Outreach work is 'critical' to overcome fears and help the disadvantaged
ATTRACTING PARENTS from ethnic minority communities remains one of the biggest challenges for Labour's Sure Start children's centres. Ensuring they feel welcome takes time, money and imagination, researchers say.
The centres were launched in 1999 to give support to disadvantaged children under 4 years old and their families by providing access to early education, childcare, health and family support.
As part of a nationwide evaluation funded by what is now the Department for Children, Schools and Families, researchers found that the centres which had managed to make good links with ethnic minority communities had gathered data on who was using their services and developed outreach work.
Others had abandoned the attempt, they discovered.
Some found that black and ethnic minority parents were put off by the idea that the services were for disadvantaged families, or were generally suspicious of state assistance.
The report Sure Start and Black and Minority Ethnic Populations noted there had been particular difficulty reaching the Bangladeshi community and some centres "had simply given up trying".
"Their marginalisation could be exacerbated by racism, for example, where white parents had told Bangladeshi parents that they could not use the facilities," it said.
The researchers from Hull, Leeds and York universities concluded that creating links was "challenging, slow and costly".
The study was carried out at 12 centres across England serving areas where minority populations ranged from 2 per cent to 70 per cent.
The study found outreach work was "critical" and the report recommended targeting health support and social events at particular ethnic groups, employing staff from local minorites, and providing translation services.
Portsmouth Sure Start, working with the council's ethnic minority achievement service, won a national award in 2004 for its work with Bangladeshi women.
Marshada Chowdhury and Ranu Islam, community cohesion officers, set up weekly drop-in groups for Bangladeshi women.
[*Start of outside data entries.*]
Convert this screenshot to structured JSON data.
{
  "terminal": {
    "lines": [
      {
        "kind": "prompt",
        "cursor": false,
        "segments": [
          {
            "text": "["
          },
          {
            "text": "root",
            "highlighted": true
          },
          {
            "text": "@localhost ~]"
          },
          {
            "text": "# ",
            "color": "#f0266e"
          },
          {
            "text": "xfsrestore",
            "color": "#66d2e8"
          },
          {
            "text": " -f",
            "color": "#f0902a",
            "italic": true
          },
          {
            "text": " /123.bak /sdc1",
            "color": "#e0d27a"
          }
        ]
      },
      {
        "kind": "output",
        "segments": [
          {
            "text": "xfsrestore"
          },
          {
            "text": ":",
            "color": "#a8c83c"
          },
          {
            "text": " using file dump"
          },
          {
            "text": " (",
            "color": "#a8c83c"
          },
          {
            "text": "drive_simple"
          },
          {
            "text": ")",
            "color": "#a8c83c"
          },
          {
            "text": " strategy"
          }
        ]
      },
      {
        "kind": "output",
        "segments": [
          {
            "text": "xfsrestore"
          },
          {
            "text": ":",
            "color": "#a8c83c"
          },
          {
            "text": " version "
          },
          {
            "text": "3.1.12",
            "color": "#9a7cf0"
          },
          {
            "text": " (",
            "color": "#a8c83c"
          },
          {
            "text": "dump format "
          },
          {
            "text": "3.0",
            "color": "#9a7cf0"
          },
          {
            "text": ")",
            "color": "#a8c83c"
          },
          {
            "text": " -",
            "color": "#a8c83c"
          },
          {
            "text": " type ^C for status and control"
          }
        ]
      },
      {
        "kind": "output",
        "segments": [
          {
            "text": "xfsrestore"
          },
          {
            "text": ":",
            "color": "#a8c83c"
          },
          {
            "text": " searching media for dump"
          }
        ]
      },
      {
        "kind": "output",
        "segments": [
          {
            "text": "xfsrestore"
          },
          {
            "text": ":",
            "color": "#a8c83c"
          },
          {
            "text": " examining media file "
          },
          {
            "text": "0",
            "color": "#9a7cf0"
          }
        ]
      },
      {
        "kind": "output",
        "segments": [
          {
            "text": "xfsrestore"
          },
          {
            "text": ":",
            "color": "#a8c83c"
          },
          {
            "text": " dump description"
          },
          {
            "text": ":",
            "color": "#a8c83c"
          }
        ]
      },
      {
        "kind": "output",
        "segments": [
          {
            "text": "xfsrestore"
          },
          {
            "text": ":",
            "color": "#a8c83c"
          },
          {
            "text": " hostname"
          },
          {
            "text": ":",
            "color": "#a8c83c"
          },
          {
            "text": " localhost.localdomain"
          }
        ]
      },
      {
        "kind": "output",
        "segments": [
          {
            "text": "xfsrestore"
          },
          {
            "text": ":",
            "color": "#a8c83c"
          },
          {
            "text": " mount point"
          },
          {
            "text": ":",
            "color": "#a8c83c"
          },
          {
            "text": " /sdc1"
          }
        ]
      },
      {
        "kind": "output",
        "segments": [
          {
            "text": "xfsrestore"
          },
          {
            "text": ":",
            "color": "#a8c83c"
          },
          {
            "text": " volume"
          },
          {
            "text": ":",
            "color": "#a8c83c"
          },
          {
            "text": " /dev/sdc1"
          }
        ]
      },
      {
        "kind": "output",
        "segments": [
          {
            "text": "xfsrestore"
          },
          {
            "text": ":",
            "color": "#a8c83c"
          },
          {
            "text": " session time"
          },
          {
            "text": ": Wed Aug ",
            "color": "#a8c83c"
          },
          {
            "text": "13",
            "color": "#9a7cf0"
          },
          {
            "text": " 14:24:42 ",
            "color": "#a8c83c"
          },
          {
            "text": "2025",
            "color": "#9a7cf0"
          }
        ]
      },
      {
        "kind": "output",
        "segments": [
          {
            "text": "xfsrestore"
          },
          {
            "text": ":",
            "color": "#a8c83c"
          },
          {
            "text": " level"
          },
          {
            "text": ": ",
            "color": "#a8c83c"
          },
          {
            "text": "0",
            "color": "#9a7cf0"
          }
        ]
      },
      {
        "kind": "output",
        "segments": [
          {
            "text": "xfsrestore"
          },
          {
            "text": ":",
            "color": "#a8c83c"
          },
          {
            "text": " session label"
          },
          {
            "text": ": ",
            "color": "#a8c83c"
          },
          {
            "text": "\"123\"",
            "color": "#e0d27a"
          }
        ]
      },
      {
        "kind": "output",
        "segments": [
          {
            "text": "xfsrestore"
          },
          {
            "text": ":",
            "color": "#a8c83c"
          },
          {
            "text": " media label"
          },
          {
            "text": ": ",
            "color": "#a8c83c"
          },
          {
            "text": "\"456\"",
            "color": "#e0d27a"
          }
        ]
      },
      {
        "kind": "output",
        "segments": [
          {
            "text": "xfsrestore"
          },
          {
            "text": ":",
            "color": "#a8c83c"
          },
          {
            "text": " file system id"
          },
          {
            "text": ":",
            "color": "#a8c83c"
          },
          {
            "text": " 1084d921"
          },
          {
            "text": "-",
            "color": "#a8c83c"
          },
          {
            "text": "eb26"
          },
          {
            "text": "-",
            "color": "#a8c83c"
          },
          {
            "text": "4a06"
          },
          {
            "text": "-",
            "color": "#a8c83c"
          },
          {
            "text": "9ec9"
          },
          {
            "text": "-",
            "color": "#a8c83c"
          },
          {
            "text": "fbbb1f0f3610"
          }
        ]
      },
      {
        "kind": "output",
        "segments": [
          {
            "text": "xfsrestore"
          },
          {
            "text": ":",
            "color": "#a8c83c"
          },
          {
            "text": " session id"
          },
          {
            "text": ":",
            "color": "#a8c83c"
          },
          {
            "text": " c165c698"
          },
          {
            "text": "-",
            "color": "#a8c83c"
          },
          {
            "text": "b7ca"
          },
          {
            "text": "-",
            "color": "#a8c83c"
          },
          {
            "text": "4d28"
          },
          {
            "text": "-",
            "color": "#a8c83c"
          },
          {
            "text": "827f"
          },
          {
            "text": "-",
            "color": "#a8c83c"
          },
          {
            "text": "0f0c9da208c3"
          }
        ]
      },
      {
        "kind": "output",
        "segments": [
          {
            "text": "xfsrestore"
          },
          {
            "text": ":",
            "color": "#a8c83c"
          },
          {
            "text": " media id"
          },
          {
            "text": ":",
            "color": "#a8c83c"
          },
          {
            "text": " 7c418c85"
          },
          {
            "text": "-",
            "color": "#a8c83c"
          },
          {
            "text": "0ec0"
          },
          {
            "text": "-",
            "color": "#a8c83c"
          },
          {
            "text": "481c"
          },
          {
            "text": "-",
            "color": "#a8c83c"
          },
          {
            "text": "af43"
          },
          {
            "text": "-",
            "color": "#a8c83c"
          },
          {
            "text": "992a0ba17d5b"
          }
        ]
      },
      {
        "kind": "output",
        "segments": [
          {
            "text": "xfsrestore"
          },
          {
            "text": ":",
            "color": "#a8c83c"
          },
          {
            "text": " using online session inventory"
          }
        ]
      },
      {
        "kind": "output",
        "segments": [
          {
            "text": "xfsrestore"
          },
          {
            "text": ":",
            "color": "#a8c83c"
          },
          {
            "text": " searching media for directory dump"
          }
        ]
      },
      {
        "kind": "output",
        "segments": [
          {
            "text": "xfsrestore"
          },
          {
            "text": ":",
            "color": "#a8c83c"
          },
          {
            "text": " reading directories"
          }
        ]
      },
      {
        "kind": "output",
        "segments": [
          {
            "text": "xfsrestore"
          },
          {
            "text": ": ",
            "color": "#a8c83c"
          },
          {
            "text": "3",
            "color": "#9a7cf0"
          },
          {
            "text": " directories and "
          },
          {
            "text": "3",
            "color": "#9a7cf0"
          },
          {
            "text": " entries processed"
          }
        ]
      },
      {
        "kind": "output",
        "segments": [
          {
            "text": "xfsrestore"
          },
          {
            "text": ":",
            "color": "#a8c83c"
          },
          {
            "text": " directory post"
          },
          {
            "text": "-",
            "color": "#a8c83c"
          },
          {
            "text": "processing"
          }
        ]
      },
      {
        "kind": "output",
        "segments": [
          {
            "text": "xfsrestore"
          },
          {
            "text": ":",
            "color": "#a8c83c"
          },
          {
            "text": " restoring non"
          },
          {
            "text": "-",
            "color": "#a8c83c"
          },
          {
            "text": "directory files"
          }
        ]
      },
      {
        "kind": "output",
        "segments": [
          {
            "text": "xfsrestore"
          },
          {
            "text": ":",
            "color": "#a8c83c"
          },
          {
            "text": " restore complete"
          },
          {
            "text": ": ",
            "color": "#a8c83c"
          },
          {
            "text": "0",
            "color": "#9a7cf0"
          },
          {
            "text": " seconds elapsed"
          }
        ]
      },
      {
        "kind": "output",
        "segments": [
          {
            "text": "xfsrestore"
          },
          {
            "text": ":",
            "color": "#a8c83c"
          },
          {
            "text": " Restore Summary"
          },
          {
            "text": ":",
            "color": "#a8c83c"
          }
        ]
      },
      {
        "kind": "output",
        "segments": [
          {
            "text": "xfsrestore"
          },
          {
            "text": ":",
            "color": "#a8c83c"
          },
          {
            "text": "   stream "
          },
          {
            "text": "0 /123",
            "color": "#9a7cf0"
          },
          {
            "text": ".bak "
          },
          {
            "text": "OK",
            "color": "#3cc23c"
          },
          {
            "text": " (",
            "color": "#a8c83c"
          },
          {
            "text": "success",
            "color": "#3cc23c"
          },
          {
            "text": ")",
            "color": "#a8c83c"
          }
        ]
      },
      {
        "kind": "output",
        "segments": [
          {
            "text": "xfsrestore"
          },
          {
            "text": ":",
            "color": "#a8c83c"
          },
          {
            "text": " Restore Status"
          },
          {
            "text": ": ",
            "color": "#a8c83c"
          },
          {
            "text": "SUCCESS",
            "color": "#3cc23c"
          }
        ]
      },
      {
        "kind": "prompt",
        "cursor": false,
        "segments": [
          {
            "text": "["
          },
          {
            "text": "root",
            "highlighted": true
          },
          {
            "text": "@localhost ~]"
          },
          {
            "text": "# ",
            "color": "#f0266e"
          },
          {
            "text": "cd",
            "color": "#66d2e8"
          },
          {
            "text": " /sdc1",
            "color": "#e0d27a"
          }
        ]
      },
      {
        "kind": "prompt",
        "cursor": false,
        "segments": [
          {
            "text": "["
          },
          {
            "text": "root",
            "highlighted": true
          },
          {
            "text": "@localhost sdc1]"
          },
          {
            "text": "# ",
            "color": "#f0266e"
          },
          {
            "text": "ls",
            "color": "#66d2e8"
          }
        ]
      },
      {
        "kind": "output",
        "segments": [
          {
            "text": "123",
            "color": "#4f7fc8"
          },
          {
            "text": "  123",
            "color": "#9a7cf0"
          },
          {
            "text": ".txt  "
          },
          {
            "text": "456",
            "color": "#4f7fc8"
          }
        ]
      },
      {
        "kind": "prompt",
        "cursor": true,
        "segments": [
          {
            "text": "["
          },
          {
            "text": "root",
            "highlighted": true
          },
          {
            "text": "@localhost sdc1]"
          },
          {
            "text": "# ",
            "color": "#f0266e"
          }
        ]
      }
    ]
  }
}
Mrs Chowdhury said: "It is about being sensitive to the fact that Bangladeshi women have many roles and responsibilities around the home.
"We started with a coffee morning and said women could bring their families as well.
"We also did home visits and spoke to the families, explaining that if their daughter-in-law learnt English it would benefit the children and the whole family.
"At the drop-in sessions we introduced women to local services, such as the local library. Then when the women were confident enough, they could use those services themselves."
In 2005, findings from the Government concluded some of the most alienated families did worse in Sure Start areas than those in similar communities elsewhere, although there were some small benefits for children from relatively less disadvantaged families.
The 524 original local programmes are now being rebranded as Sure Start Children's Centres. The goal is for 3,500 children's centres to be open by 2010.